by WLJ
2007 December 20
In a show of cooperation between ranchers and environmentalists, a recent land deal in Yolo County, CA, is highlighting the potential of such partnerships which serve the twin goals of preserving ranch land and preventing suburban sprawl. Audubon California purchased Bobcat Ranch as part of an effort to create a corridor of public and private land running from Vacaville, CA, to Lake County. Unlike some past conservation projects purchased by other organizations, California Audubon intends to leave cattle on the land as an integral part of the ranch’s management plan. That has added to the organization’s credibility when negotiating with
by WLJ
2007 December 20
Producers in every sector of the cattle industry are facing rising costs, but none that impact the bottom line more than the cost of feed. To maintain profitability, producers must be able to identify genetic lines that provide the most feed efficient animals possible.

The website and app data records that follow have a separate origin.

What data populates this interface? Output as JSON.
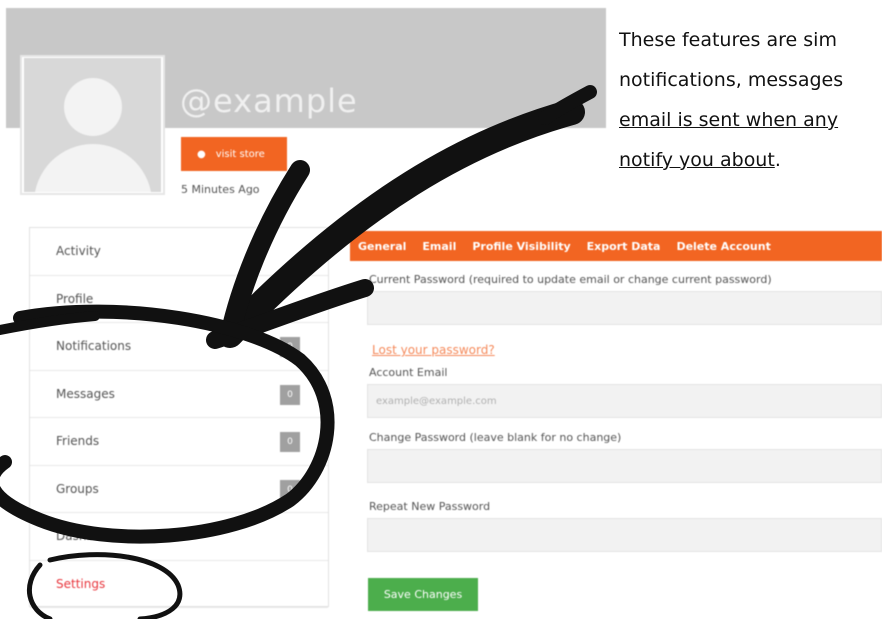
{
  "profile": {
    "username": "@example",
    "visit_store_label": "visit store",
    "last_active": "5 Minutes Ago"
  },
  "sidebar": {
    "items": [
      {
        "label": "Activity",
        "count": ""
      },
      {
        "label": "Profile",
        "count": ""
      },
      {
        "label": "Notifications",
        "count": "0"
      },
      {
        "label": "Messages",
        "count": "0"
      },
      {
        "label": "Friends",
        "count": "0"
      },
      {
        "label": "Groups",
        "count": "0"
      },
      {
        "label": "Dashboard",
        "count": ""
      },
      {
        "label": "Settings",
        "count": ""
      }
    ],
    "active_item": "Settings"
  },
  "settings": {
    "tabs": [
      "General",
      "Email",
      "Profile Visibility",
      "Export Data",
      "Delete Account"
    ],
    "current_tab": "General",
    "current_password_label": "Current Password (required to update email or change current password)",
    "current_password_value": "",
    "lost_password_link": "Lost your password?",
    "account_email_label": "Account Email",
    "account_email_value": "example@example.com",
    "change_password_label": "Change Password (leave blank for no change)",
    "change_password_value": "",
    "repeat_password_label": "Repeat New Password",
    "repeat_password_value": "",
    "save_label": "Save Changes"
  },
  "caption": {
    "line1": "These features are sim",
    "line2": "notifications, messages",
    "line3": "email is sent when any",
    "line4a": "notify you about",
    "line4b": "."
  },
  "colors": {
    "accent": "#f26522",
    "save_button": "#4cae4c",
    "active_menu": "#e8363d",
    "annotation_ink": "#111111"
  }
}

Bovigen is addressing this ever-increasing need with a true technological breakthrough: the industry’s first and only DNA test that can identify an animal’s genetic ability to efficiently convert feed. “Producers can use the new GeneSTAR feed efficiency test to identify up to a $50 difference in feed cost between animals when ration costs are at $165/ton,”
by WLJ
2007 December 20
U.S. Department of Homeland Security (DHS) officials announced a new initiative on Aug. 10 which includes heavier enforcement of labor laws and new processes designed to streamline the DHS’s ability to prosecute violators. The new initiative, crafted by Bush administration officials, takes direct aim at congressional leaders who failed to pass Bush-backed immigration reform measures earlier this summer. DHS will now begin seeking criminal action and increased fines against employers who knowingly violate immigration laws by hiring illegal workers, and will increasingly use ‘no- match letters’ (NML) in its prosecution efforts. The Social Security Administration (SSA) sends NMLs to employers
by WLJ
2007 December 20
Another Colorado rodeo bull was undergoing a necropsy last week to determine whether it had been infected with bovine tuberculosis(TB). If the test results were found to be positive, it would be the second case of the disease found in less than a year, placing Colorado’s TB Accredited Free status in jeopardy. Two unrelated cases found in a single state during a one-year period could lead USDA to delist Colorado. Tests were expected to be completed within a week. Colorado Cattlemen’s Association executive vice president Terry Fankhauser cautioned that the results were preliminary and inconclusive until confirmatory tests were complete.
by WLJ
2007 December 20
USDA Prime, Choice, Select and Standard have been the staples of graded beef, at least since the system was overhauled in the 1970s. The Choice grade may have been made too broad for effective use because in recent years, its upper two-thirds has further segmented into a kind of fifth grade: premium Choice. The industry is half a billion dollars ahead each year because of that. Cattle-Fax published a paper in July called “Value of Quality Analysis,” which considered what would happen if all the premium quality categories and brands went away. “If we went back to a Choice/Select basis